This tendency to avoid problems and the emotional suffering inherent in them is the primary basis for all human mental illness. Since most of us have this tendency to a greater or lesser degree, most of us are mentally ill to a greater or lesser degree, lacking complete mental health.
M Scott Peck, “The Road Less Travelled”, Random House, London 2006, p. 5
Neurotic suffering is suffering in imagination - suffering in fantasy. Somebody calls you a son of a bitch, and you think you are suffering - you feel hurt. But you don’t, you are are not hurt! There are no bruises, there are no actual injuries there. It is your so-called ego or vanity that is hurt. We can even go a step further and say ‘when you say you feel hurt, you actually feel vindictive; and you want to hurt the other person.’
Fritz Perls, “Awareness”
  • Q: Should church doctrine be questioned or challenged?
  • A: Of course! That is the very purpose of church doctrine!
  • Q: Isn't that dangerous?
  • A: Nothing is more dangerous or idolatrous than doctrinal rigidity, nor anything more destructive for the human soul.

Cliffs, Glenbrittle

Cliffs, Glenbrittle, Skye

Loch Brittle, Isle of Skye

In a conversation with an experienced minister, I realised that the number one reason children don’t want to come to church or participate in worship is that they hear their parents and grandparents criticise their minister around the dinner table. Why would they ever want to put themselves in that position?? Think!

Next time when you feel like criticising someone to elevate your own sense of self, think about the collateral damage!

People come to church if there is love there. Criticism is to love as oil is to water. They do not mix. Ever. Repent of this spirit of criticism and see new life emerging!

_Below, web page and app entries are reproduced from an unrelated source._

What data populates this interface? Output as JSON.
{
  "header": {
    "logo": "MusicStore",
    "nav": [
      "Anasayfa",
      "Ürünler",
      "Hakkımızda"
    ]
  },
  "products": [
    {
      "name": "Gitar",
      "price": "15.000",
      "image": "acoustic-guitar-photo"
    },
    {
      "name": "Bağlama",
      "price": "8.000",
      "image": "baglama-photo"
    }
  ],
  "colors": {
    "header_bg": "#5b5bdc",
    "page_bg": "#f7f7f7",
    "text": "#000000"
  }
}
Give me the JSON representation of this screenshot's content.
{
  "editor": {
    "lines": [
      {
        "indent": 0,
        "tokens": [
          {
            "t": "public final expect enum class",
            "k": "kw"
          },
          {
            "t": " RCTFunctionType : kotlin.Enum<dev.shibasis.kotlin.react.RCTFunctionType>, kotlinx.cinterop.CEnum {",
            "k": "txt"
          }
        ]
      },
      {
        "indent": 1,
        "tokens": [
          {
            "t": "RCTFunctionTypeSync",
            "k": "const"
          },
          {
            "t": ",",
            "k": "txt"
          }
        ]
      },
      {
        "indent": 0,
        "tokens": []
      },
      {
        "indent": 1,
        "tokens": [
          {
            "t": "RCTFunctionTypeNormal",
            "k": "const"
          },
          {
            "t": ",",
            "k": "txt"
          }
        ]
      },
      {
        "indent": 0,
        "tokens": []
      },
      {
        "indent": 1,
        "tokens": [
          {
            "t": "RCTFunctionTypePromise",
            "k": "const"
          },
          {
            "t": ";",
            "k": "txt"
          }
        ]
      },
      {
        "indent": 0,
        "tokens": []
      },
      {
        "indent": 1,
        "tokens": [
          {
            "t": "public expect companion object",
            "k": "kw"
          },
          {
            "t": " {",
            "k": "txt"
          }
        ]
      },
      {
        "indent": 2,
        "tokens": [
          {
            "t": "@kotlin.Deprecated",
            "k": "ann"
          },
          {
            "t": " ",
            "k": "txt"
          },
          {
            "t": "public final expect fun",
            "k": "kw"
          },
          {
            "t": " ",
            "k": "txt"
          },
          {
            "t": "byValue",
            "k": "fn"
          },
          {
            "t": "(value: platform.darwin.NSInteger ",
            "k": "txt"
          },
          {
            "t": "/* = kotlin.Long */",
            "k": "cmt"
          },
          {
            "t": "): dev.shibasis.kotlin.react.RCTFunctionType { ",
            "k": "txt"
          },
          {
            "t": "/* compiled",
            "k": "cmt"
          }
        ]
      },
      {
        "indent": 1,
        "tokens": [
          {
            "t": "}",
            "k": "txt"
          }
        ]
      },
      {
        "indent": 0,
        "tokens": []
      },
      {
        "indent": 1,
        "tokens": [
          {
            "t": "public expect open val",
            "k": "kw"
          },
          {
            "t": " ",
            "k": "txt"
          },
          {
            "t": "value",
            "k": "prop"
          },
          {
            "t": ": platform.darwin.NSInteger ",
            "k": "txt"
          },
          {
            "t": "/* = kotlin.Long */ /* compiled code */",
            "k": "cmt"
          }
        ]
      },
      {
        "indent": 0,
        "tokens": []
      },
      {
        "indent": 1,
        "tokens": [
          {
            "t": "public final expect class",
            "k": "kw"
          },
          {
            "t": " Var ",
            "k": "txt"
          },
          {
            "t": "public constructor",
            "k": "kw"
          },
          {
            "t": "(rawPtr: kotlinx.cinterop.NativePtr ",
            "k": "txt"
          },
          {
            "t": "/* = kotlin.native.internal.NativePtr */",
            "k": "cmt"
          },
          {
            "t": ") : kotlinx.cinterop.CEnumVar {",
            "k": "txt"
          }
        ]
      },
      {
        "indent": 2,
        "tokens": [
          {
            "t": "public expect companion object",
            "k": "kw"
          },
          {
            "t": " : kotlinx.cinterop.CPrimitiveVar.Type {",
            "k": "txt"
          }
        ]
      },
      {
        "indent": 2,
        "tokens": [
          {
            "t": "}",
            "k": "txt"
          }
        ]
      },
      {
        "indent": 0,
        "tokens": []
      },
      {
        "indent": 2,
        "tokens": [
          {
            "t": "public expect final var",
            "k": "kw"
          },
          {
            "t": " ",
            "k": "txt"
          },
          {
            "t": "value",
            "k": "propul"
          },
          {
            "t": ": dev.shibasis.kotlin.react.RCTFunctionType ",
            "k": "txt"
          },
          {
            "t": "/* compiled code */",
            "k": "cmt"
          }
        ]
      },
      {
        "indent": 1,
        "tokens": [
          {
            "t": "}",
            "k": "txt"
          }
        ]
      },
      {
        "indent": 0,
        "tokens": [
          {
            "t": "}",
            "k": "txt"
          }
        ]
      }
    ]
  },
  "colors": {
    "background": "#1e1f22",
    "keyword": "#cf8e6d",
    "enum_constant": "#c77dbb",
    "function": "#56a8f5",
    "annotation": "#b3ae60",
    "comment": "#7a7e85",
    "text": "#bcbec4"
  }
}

To the average person, if you go to a funeral, you’re better off in the casket than doing the eulogy.
Jerry Seinfeld, on the fear of public speaking